Keep The Lights On
Directed by Ira Sachs
Written by Ira Sachs and Mauricio Zacharias
Director and writer Ira Sachs puts his soul into Keep the Lights On, a deeply personal but fictionalized remembrance of his own relationships, thoughts and journals. There is joy, anguish, desperation and devotion, components of any true to life love story- that the romance portrayed just happens to concern a long-term gay relationship isn’t a surprise. It is however a rarity for any love story to be handled so earnestly.
Beginning in New York City during the late ‘90s and spanning a decade- Lights is deliberately slow paced, taking it’s time developing and unraveling the passion before us. It’s clear from the start that Danish filmmaker Erik (Thure Lindhardt of Flame and Citron) is a stand-in for Sachs. Erik is a rising documentarian who hooks up with Paul (Zachary Booth from TV’s Damages) via a singles chat line. What should have been a one night stand develops into a strong affinity and then something neither of them can let go. Erik becomes the more fully developed and sympathetic partner as the narrative goes on but at times Paul seems as though he’s part and parcel of Erik. People often become so intertwined and synonymous that it is difficult to decipher one without the other. It would be wonderful to know Paul more than we do but the point seems to be that it’s hard to see who you and the other person are when you’re that deep in a relationship. So it is that our characters find it difficult to know themselves and the toxicity of Erik and Paul is not a sudden revelation but one that happens incrementally, with many detours back into happiness along the way.

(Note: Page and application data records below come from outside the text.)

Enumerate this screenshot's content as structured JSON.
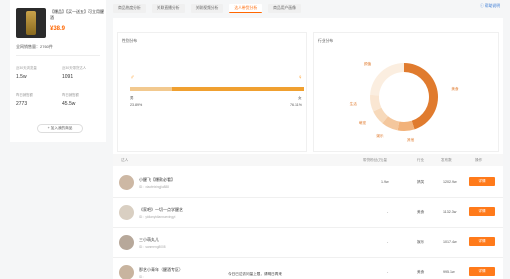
{
  "product": {
    "title": "【爆品】【买一送五】可立用醒酒",
    "price": "¥38.9",
    "total_sales_label": "全网销售量：2760件"
  },
  "stats": [
    {
      "label": "近30天浏览量",
      "value": "1.5w"
    },
    {
      "label": "近30天带货达人",
      "value": "1091"
    },
    {
      "label": "昨日销售额",
      "value": "2773"
    },
    {
      "label": "昨日销售额",
      "value": "45.5w"
    }
  ],
  "add_button": "+ 加入我的商品",
  "tabs": [
    "商品热度分析",
    "关联直播分析",
    "关联视频分析",
    "达人带货分析",
    "商品用户画像"
  ],
  "active_tab_index": 3,
  "help_link": "帮助说明",
  "gender": {
    "title": "性别分布",
    "male_label": "男",
    "male_pct": "23.89%",
    "female_label": "女",
    "female_pct": "76.11%",
    "male_fraction": 0.2389
  },
  "industry": {
    "title": "行业分布",
    "slices": [
      {
        "name": "美食",
        "color": "#e07b2e",
        "value": 45
      },
      {
        "name": "其他",
        "color": "#f2b27a",
        "value": 8
      },
      {
        "name": "娱乐",
        "color": "#f4c79d",
        "value": 8
      },
      {
        "name": "萌宠",
        "color": "#f7d9ba",
        "value": 7
      },
      {
        "name": "生活",
        "color": "#fae6d2",
        "value": 8
      },
      {
        "name": "颜值",
        "color": "#fbeee0",
        "value": 24
      }
    ],
    "labels_left": [
      "颜值",
      "生活",
      "萌宠",
      "娱乐",
      "其他"
    ],
    "labels_right": [
      "美食"
    ]
  },
  "table": {
    "headers": [
      "达人",
      "带货粉丝(万)量",
      "行业",
      "发布数",
      "操作"
    ],
    "rows": [
      {
        "name": "小醒飞【爆款必看】",
        "sub": "ID：xiaofeixingjiu888",
        "fans": "1.9w",
        "industry": "搞笑",
        "count": "1202.9w",
        "action": "详情"
      },
      {
        "name": "《家吧》一切一点学醒艺",
        "sub": "ID：yidianyidianxuexingyi",
        "fans": "-",
        "industry": "美食",
        "count": "1132.3w",
        "action": "详情"
      },
      {
        "name": "三小萌丸儿",
        "sub": "ID：sanmeng8008",
        "fans": "-",
        "industry": "娱乐",
        "count": "1017.4w",
        "action": "详情"
      },
      {
        "name": "那艺小青年（醒酒专区）",
        "sub": "ID：",
        "fans": "-",
        "industry": "美食",
        "count": "995.1w",
        "action": "详情"
      }
    ]
  },
  "footer": "今日已达访问量上限，请明日再来"
}
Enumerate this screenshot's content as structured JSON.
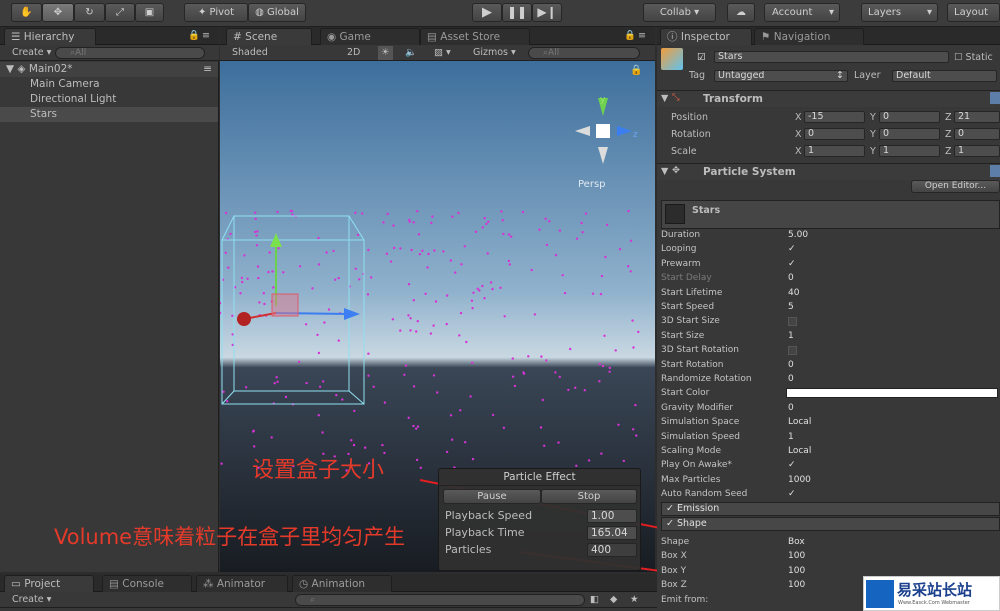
{
  "toolbar": {
    "pivot": "Pivot",
    "global": "Global",
    "collab": "Collab ▾",
    "account": "Account",
    "layers": "Layers",
    "layout": "Layout"
  },
  "hierarchy": {
    "tab": "Hierarchy",
    "create": "Create",
    "search": "All",
    "scene": "Main02*",
    "items": [
      "Main Camera",
      "Directional Light",
      "Stars"
    ]
  },
  "sceneview": {
    "tabs": [
      "Scene",
      "Game",
      "Asset Store"
    ],
    "shaded": "Shaded",
    "mode2d": "2D",
    "gizmos": "Gizmos",
    "search": "All",
    "persp": "Persp",
    "gizmo_y": "y",
    "gizmo_z": "z"
  },
  "annotations": {
    "box_size": "设置盒子大小",
    "volume": "Volume意味着粒子在盒子里均匀产生"
  },
  "particle_effect": {
    "title": "Particle Effect",
    "pause": "Pause",
    "stop": "Stop",
    "playback_speed_label": "Playback Speed",
    "playback_speed": "1.00",
    "playback_time_label": "Playback Time",
    "playback_time": "165.04",
    "particles_label": "Particles",
    "particles": "400"
  },
  "inspector": {
    "tab": "Inspector",
    "nav_tab": "Navigation",
    "object_name": "Stars",
    "static": "Static",
    "tag_label": "Tag",
    "tag": "Untagged",
    "layer_label": "Layer",
    "layer": "Default",
    "transform": {
      "title": "Transform",
      "rows": [
        {
          "label": "Position",
          "x": "-15",
          "y": "0",
          "z": "21"
        },
        {
          "label": "Rotation",
          "x": "0",
          "y": "0",
          "z": "0"
        },
        {
          "label": "Scale",
          "x": "1",
          "y": "1",
          "z": "1"
        }
      ]
    },
    "particle_system": {
      "title": "Particle System",
      "open_editor": "Open Editor...",
      "name": "Stars",
      "props": [
        {
          "label": "Duration",
          "value": "5.00"
        },
        {
          "label": "Looping",
          "value": "✓"
        },
        {
          "label": "Prewarm",
          "value": "✓"
        },
        {
          "label": "Start Delay",
          "value": "0"
        },
        {
          "label": "Start Lifetime",
          "value": "40"
        },
        {
          "label": "Start Speed",
          "value": "5"
        },
        {
          "label": "3D Start Size",
          "value": ""
        },
        {
          "label": "Start Size",
          "value": "1"
        },
        {
          "label": "3D Start Rotation",
          "value": ""
        },
        {
          "label": "Start Rotation",
          "value": "0"
        },
        {
          "label": "Randomize Rotation",
          "value": "0"
        },
        {
          "label": "Start Color",
          "value": ""
        },
        {
          "label": "Gravity Modifier",
          "value": "0"
        },
        {
          "label": "Simulation Space",
          "value": "Local"
        },
        {
          "label": "Simulation Speed",
          "value": "1"
        },
        {
          "label": "Scaling Mode",
          "value": "Local"
        },
        {
          "label": "Play On Awake*",
          "value": "✓"
        },
        {
          "label": "Max Particles",
          "value": "1000"
        },
        {
          "label": "Auto Random Seed",
          "value": "✓"
        }
      ],
      "emission": "Emission",
      "shape_section": "Shape",
      "shape_label": "Shape",
      "shape": "Box",
      "box_x_label": "Box X",
      "box_x": "100",
      "box_y_label": "Box Y",
      "box_y": "100",
      "box_z_label": "Box Z",
      "box_z": "100",
      "emit_from": "Emit from:"
    }
  },
  "bottom": {
    "tabs": [
      "Project",
      "Console",
      "Animator",
      "Animation"
    ],
    "create": "Create"
  },
  "watermark": {
    "site": "易采站长站",
    "sub": "Www.Easck.Com Webmaster"
  }
}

Some might find it’s exhaustive approach to relationships a little too frank but Sachs doesn’t gloss over how people stray and how susceptible to weaknesses they can become if they aren’t realizing their dreams or their partners aren’t living up to expectations. The sex is graphic and in being so comfortable, Erik and Paul don’t hold back on telling each other off. Erik’s stalling in finishing his documentary about artist Avery Willard triggers Paul’s anger and anxiousness about his own sense of self. In depth, the bonds of love distort under career pressure, routines and ego- the details of which take time and are presented by Sachs in stretches of introspection. This is not a meet cute tale that ends when they finally realize they love each other. It is a slow build that shows that relationships deteriorate the individual as much as or more than they can elevate feelings of worth.
The story structure is repetitive, oftentimes going in circles- much like a couple’s argument in which neither one will give in. It remains fascinating even though tiring and quietly cognizant observations make up the majority of our time. How long should we hold onto someone? The cinematography is owed to Thimios Bakatakis who worked on the disturbing, claustrophobic Dogtooth. Within an urban environment this time, Bakatakis shows a couple isolated amongst millions. Erik paces the grey and blue melancholic streets in loops, trying to make sense of it all. NYC does not foster closeness here but only fuels an endless cycle of brief encounters with others who keep moving on to the next best thing. It is hard for our couple to make a lasting connection outside of each other and so it is spellbinding that these two can’t set each other free, back into the lonely abyss. Erik and Paul don’t remain the same people. They change with time and don’t fit together as easily as time wears on. We want to see them together but we’d rather see Erik happy. Paul is a drug addict but the film also delves into other types of dependency. In dealing honestly with becoming addicted and dependent on one another, Keep the Lights On confronts what most of us don’t want to face: happiness can’t be found in possessing another. It needs to exist separately in the individual and take more cues from giving to others than expecting rewards.
– Lane Scarberry